This section will highlight some issues relating to safety around the home.



A recent Washington Post article reported that two-thirds of DC homes tested exceed EPA limits for lead in tap water. One home tested 36 times the EPA limit. Of particular concern is that the reason for this was not known.

Here's some helpful information from the EPA:

Q: How can I tell if my water contains too much lead?

A: You should have your water tested for lead. Testing costs between $20 and $100. Since you cannot see, taste, or smell lead dissolved in water, testing is the only sure way of telling whether or not there are harmful quantities of lead in your drinking water. You should be particularly suspicious if your home has lead pipes (lead is a dull gray metal that is soft enough to be easily scratched with a house key), if you see signs of corrosion (frequent leaks, rust-colored water, stained dishes or laundry, or if your non-plastic plumbing is less than five years old. Your water supplier may have useful information, including whether or not the service connector used in your home or area is made of lead. Testing is especially important in high-rise buildings where flushing might not work.

Q: How do I have my water tested?

A: Water samples from the tap will have to be collected and sent to a qualified laboratory for analysis. Contact your local water utility or your local health department for information and assistance. In some instances, these authorities will test your tap water for you, or they can refer you to a qualified laboratory. You may find a qualified testing company under 'Laboratories" in the yellow pages of your telephone directory. You should be sure that the lab you use has been approved by your state or by EPA as being able to analyze drinking water samples for lead contamination. To find out which labs are qualified, contact your state or local department of the environment or health.

Q: What are the testing procedures?
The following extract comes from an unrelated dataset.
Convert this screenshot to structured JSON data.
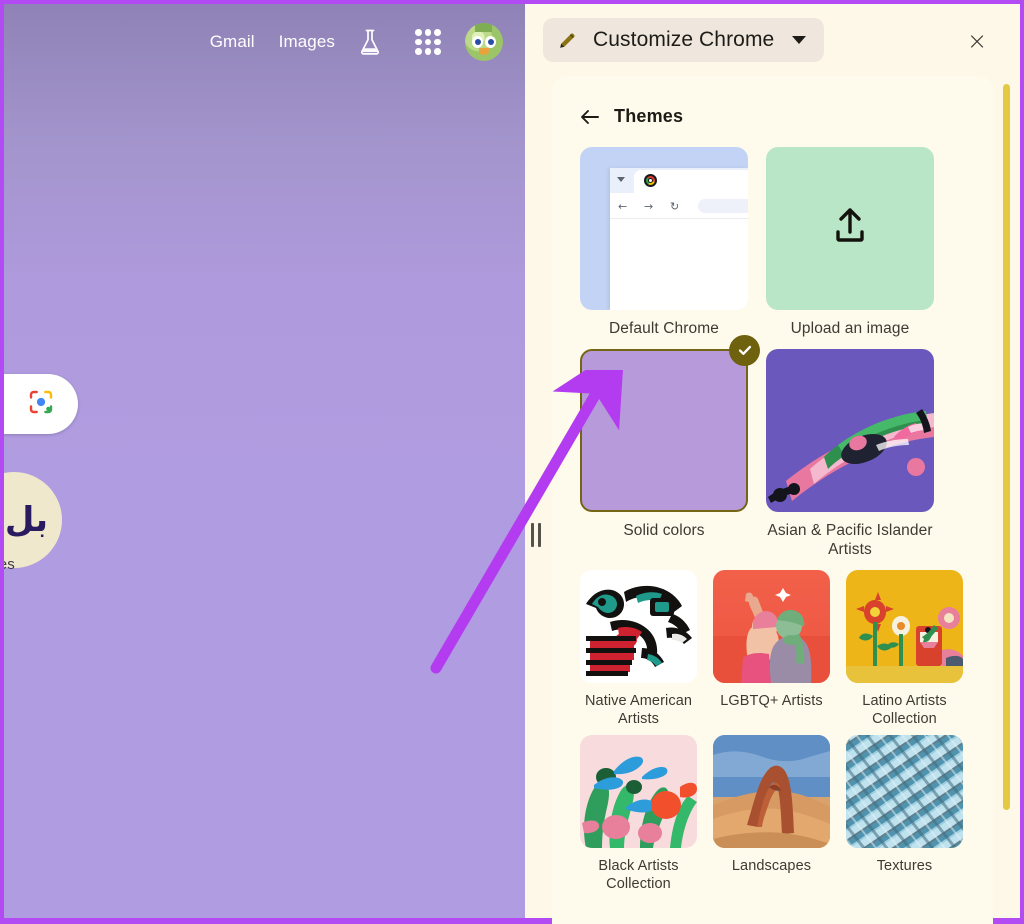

A: Arrangements for sample collection will vary. A few laboratories will send a trained technician to take the samples; but in most cases, the lab will provide sample containers along with instructions as to how you should draw your own tap-water samples. If you collect the samples yourself, make sure you follow the lab's instructions exactly. Otherwise, the results might not be reliable. Make sure that the laboratory is following EPA's water sampling and analysis procedures. Be certain to take a "first draw" and a "fully flushed" sample.

 

While it's best to have a professional test for lead, you may want to get an initial idea of your home's lead levels with a home water test kit. One supplier of home water test kits is Watersafe.

 

Resources:

NSF International - certifies water filters (look for the NSF seal on the filter package)
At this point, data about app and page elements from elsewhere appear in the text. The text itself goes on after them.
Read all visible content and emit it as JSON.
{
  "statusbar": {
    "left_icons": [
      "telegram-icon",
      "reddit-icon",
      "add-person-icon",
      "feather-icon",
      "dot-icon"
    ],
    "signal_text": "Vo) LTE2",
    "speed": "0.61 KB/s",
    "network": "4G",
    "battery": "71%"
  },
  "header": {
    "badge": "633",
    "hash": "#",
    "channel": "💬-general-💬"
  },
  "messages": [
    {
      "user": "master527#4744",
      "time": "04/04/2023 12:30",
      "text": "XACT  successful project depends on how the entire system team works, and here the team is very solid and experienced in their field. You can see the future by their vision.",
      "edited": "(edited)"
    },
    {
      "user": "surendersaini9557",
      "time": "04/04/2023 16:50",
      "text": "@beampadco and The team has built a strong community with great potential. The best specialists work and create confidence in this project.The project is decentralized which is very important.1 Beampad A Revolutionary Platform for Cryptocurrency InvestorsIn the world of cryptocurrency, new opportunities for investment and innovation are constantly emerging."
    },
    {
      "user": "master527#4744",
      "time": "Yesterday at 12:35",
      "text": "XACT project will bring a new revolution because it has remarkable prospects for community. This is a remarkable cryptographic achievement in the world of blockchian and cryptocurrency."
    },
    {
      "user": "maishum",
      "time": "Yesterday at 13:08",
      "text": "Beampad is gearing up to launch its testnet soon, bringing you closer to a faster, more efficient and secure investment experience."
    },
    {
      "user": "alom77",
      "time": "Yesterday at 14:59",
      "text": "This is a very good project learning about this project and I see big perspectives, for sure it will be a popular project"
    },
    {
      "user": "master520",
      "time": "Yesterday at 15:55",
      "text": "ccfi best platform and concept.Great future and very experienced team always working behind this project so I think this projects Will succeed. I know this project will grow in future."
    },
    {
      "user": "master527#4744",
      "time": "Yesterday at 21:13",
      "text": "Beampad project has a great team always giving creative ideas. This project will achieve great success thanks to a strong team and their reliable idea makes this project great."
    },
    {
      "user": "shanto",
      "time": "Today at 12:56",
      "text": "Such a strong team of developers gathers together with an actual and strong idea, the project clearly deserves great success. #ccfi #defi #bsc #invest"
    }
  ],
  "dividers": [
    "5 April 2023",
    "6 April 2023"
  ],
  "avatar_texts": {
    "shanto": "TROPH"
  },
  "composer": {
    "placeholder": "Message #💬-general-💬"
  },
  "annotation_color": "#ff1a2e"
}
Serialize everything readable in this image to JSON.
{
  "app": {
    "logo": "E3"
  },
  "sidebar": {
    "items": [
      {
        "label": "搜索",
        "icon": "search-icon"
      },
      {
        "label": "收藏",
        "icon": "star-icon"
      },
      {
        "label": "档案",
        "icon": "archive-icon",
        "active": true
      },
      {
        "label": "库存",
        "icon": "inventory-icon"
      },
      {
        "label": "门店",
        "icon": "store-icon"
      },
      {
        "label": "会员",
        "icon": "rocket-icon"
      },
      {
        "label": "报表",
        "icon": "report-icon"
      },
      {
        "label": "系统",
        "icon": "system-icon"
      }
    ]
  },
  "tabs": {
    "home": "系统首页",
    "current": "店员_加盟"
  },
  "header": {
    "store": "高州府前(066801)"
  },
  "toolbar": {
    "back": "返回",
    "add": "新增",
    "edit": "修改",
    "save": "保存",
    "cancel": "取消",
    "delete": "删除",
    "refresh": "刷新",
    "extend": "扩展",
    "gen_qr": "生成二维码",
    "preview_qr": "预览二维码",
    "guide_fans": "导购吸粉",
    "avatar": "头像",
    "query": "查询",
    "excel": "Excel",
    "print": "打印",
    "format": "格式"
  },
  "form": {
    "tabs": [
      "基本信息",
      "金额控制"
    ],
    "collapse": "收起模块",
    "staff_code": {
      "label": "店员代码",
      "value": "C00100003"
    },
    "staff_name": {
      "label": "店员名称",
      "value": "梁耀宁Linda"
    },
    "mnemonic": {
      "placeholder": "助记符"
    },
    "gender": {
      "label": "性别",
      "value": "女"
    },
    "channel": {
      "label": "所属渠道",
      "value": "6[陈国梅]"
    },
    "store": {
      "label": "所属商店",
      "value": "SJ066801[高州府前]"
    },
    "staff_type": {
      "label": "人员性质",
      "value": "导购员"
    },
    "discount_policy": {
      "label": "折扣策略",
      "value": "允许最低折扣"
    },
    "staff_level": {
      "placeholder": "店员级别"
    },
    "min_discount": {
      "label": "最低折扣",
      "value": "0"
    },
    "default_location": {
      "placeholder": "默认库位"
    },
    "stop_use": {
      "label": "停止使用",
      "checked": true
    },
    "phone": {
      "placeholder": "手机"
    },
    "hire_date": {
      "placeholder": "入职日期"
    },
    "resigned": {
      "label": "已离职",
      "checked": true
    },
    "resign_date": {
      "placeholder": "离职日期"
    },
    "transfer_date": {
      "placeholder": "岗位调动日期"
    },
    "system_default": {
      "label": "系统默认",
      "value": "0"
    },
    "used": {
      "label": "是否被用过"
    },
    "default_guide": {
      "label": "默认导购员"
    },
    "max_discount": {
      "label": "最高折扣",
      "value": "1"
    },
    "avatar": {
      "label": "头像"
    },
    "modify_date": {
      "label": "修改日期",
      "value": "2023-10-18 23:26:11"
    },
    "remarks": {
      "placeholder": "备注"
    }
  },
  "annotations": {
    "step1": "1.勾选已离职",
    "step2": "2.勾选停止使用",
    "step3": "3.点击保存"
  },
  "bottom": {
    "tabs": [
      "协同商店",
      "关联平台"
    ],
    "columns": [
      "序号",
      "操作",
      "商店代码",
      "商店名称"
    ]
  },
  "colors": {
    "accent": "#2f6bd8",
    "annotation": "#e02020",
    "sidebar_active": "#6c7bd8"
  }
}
National Lead Information Center 1(800) 424-LEAD [5323] (Monday through Friday, 9:00 am to 7:00 PM eastern time, except Federal holidays)

 



 

 

Filters That Get the Lead Out (washingtonpost.com)

D.C. Water And Sewer Authority
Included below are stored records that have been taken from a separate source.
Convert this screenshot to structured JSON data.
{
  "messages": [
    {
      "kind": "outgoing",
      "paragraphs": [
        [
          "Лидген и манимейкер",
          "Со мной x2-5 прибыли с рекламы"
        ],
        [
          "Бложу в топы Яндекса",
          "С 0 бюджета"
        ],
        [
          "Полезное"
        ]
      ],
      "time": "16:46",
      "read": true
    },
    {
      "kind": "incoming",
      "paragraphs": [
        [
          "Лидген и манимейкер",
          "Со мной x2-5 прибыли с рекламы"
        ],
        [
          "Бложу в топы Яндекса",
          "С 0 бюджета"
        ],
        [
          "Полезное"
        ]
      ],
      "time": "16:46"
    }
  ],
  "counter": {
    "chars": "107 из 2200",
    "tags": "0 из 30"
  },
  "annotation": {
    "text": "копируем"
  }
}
Map of approximate lead service lines locations in DC

Searchable database of 6,100  homes tested (look for the searchbox on the right side of the page).